### [App and web page records]
=== Begin Enclosure ===

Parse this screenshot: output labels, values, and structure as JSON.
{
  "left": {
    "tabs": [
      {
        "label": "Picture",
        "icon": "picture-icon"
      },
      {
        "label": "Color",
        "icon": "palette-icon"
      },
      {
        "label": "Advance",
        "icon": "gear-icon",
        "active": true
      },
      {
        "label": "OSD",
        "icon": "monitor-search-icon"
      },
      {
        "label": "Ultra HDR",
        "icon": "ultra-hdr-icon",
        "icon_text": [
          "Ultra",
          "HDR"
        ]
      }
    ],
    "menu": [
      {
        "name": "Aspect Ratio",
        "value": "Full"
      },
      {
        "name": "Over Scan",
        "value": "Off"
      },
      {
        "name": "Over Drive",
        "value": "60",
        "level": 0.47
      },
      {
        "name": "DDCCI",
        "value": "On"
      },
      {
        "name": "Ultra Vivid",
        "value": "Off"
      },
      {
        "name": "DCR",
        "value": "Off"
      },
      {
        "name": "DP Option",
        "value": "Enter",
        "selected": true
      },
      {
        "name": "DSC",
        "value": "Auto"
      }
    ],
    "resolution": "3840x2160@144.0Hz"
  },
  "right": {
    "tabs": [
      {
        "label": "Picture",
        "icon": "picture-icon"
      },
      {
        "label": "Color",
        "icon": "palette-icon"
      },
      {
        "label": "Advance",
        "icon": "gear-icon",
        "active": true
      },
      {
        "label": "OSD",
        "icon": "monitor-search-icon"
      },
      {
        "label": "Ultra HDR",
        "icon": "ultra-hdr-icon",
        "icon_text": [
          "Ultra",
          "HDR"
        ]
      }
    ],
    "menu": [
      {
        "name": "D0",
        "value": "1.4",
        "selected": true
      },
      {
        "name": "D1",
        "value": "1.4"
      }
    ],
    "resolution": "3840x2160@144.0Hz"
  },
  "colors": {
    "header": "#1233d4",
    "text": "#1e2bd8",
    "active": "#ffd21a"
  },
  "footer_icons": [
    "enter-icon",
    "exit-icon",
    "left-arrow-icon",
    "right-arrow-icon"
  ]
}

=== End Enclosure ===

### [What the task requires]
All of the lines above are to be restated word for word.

### [Exercise output]
Parse this screenshot: output labels, values, and structure as JSON.
{
  "left": {
    "tabs": [
      {
        "label": "Picture",
        "icon": "picture-icon"
      },
      {
        "label": "Color",
        "icon": "palette-icon"
      },
      {
        "label": "Advance",
        "icon": "gear-icon",
        "active": true
      },
      {
        "label": "OSD",
        "icon": "monitor-search-icon"
      },
      {
        "label": "Ultra HDR",
        "icon": "ultra-hdr-icon",
        "icon_text": [
          "Ultra",
          "HDR"
        ]
      }
    ],
    "menu": [
      {
        "name": "Aspect Ratio",
        "value": "Full"
      },
      {
        "name": "Over Scan",
        "value": "Off"
      },
      {
        "name": "Over Drive",
        "value": "60",
        "level": 0.47
      },
      {
        "name": "DDCCI",
        "value": "On"
      },
      {
        "name": "Ultra Vivid",
        "value": "Off"
      },
      {
        "name": "DCR",
        "value": "Off"
      },
      {
        "name": "DP Option",
        "value": "Enter",
        "selected": true
      },
      {
        "name": "DSC",
        "value": "Auto"
      }
    ],
    "resolution": "3840x2160@144.0Hz"
  },
  "right": {
    "tabs": [
      {
        "label": "Picture",
        "icon": "picture-icon"
      },
      {
        "label": "Color",
        "icon": "palette-icon"
      },
      {
        "label": "Advance",
        "icon": "gear-icon",
        "active": true
      },
      {
        "label": "OSD",
        "icon": "monitor-search-icon"
      },
      {
        "label": "Ultra HDR",
        "icon": "ultra-hdr-icon",
        "icon_text": [
          "Ultra",
          "HDR"
        ]
      }
    ],
    "menu": [
      {
        "name": "D0",
        "value": "1.4",
        "selected": true
      },
      {
        "name": "D1",
        "value": "1.4"
      }
    ],
    "resolution": "3840x2160@144.0Hz"
  },
  "colors": {
    "header": "#1233d4",
    "text": "#1e2bd8",
    "active": "#ffd21a"
  },
  "footer_icons": [
    "enter-icon",
    "exit-icon",
    "left-arrow-icon",
    "right-arrow-icon"
  ]
}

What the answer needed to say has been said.